__Directions for this task__. The records below are to be restated word for word, with their images omitted.

Stored entries:

---+---

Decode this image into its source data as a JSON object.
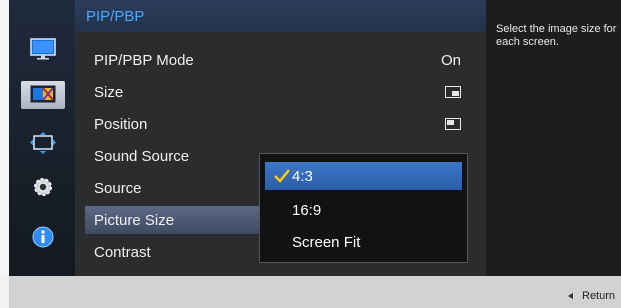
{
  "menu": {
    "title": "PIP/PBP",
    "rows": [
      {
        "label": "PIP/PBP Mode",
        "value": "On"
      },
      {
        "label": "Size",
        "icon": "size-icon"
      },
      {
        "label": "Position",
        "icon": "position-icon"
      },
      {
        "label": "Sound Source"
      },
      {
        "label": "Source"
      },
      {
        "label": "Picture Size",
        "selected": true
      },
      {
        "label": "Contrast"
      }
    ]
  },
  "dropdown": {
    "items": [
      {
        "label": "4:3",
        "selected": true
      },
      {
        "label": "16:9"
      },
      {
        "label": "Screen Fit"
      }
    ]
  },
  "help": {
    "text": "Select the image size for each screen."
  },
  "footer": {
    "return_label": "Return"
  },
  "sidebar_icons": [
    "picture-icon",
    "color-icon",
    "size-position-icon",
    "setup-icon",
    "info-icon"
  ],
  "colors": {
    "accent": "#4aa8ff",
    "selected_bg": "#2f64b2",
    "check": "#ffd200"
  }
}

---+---

__Solution below__.
Decode this image into its source data as a JSON object.
{
  "menu": {
    "title": "PIP/PBP",
    "rows": [
      {
        "label": "PIP/PBP Mode",
        "value": "On"
      },
      {
        "label": "Size",
        "icon": "size-icon"
      },
      {
        "label": "Position",
        "icon": "position-icon"
      },
      {
        "label": "Sound Source"
      },
      {
        "label": "Source"
      },
      {
        "label": "Picture Size",
        "selected": true
      },
      {
        "label": "Contrast"
      }
    ]
  },
  "dropdown": {
    "items": [
      {
        "label": "4:3",
        "selected": true
      },
      {
        "label": "16:9"
      },
      {
        "label": "Screen Fit"
      }
    ]
  },
  "help": {
    "text": "Select the image size for each screen."
  },
  "footer": {
    "return_label": "Return"
  },
  "sidebar_icons": [
    "picture-icon",
    "color-icon",
    "size-position-icon",
    "setup-icon",
    "info-icon"
  ],
  "colors": {
    "accent": "#4aa8ff",
    "selected_bg": "#2f64b2",
    "check": "#ffd200"
  }
}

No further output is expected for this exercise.